# Task goal
Your reply should be an exact copy of the lines from the one that holds "Parse this screenshot: output" to the end of the data below.

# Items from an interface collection
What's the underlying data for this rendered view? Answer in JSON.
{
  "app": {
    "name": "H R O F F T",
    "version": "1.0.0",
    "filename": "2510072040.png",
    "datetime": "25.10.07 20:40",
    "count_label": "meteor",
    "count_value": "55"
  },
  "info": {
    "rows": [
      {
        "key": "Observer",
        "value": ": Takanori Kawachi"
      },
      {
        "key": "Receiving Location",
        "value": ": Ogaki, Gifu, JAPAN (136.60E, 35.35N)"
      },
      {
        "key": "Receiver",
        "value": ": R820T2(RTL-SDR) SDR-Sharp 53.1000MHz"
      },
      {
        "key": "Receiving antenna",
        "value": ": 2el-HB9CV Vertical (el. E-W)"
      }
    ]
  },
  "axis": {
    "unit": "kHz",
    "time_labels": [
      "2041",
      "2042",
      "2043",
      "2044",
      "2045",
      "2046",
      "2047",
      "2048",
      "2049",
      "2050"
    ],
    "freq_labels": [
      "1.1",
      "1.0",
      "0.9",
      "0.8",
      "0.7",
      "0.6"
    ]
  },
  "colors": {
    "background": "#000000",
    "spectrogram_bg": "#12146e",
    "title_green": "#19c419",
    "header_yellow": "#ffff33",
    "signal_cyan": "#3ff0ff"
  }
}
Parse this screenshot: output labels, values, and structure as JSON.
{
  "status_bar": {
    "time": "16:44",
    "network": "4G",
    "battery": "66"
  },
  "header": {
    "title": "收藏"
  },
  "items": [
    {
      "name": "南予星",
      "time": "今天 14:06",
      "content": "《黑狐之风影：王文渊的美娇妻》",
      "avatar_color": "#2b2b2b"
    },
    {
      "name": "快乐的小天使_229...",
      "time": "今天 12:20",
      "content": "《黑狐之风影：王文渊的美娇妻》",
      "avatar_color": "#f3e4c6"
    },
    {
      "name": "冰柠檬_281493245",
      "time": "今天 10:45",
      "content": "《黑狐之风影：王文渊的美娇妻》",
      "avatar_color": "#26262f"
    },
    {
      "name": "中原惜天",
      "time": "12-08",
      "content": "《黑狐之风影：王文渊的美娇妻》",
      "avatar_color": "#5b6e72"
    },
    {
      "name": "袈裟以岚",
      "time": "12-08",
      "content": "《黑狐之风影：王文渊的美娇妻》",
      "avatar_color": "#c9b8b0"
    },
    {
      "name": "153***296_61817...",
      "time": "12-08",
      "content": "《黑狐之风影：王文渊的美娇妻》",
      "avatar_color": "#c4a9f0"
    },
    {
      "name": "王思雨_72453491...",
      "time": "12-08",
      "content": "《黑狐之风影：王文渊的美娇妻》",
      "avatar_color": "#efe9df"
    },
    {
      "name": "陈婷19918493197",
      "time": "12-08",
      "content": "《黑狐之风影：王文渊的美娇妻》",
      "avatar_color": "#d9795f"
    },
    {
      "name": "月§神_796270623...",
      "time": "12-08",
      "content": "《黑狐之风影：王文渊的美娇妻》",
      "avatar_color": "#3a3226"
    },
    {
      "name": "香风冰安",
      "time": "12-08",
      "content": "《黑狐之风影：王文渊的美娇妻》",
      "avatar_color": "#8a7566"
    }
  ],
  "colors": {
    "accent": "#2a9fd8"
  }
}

# Reply
Parse this screenshot: output labels, values, and structure as JSON.
{
  "status_bar": {
    "time": "16:44",
    "network": "4G",
    "battery": "66"
  },
  "header": {
    "title": "收藏"
  },
  "items": [
    {
      "name": "南予星",
      "time": "今天 14:06",
      "content": "《黑狐之风影：王文渊的美娇妻》",
      "avatar_color": "#2b2b2b"
    },
    {
      "name": "快乐的小天使_229...",
      "time": "今天 12:20",
      "content": "《黑狐之风影：王文渊的美娇妻》",
      "avatar_color": "#f3e4c6"
    },
    {
      "name": "冰柠檬_281493245",
      "time": "今天 10:45",
      "content": "《黑狐之风影：王文渊的美娇妻》",
      "avatar_color": "#26262f"
    },
    {
      "name": "中原惜天",
      "time": "12-08",
      "content": "《黑狐之风影：王文渊的美娇妻》",
      "avatar_color": "#5b6e72"
    },
    {
      "name": "袈裟以岚",
      "time": "12-08",
      "content": "《黑狐之风影：王文渊的美娇妻》",
      "avatar_color": "#c9b8b0"
    },
    {
      "name": "153***296_61817...",
      "time": "12-08",
      "content": "《黑狐之风影：王文渊的美娇妻》",
      "avatar_color": "#c4a9f0"
    },
    {
      "name": "王思雨_72453491...",
      "time": "12-08",
      "content": "《黑狐之风影：王文渊的美娇妻》",
      "avatar_color": "#efe9df"
    },
    {
      "name": "陈婷19918493197",
      "time": "12-08",
      "content": "《黑狐之风影：王文渊的美娇妻》",
      "avatar_color": "#d9795f"
    },
    {
      "name": "月§神_796270623...",
      "time": "12-08",
      "content": "《黑狐之风影：王文渊的美娇妻》",
      "avatar_color": "#3a3226"
    },
    {
      "name": "香风冰安",
      "time": "12-08",
      "content": "《黑狐之风影：王文渊的美娇妻》",
      "avatar_color": "#8a7566"
    }
  ],
  "colors": {
    "accent": "#2a9fd8"
  }
}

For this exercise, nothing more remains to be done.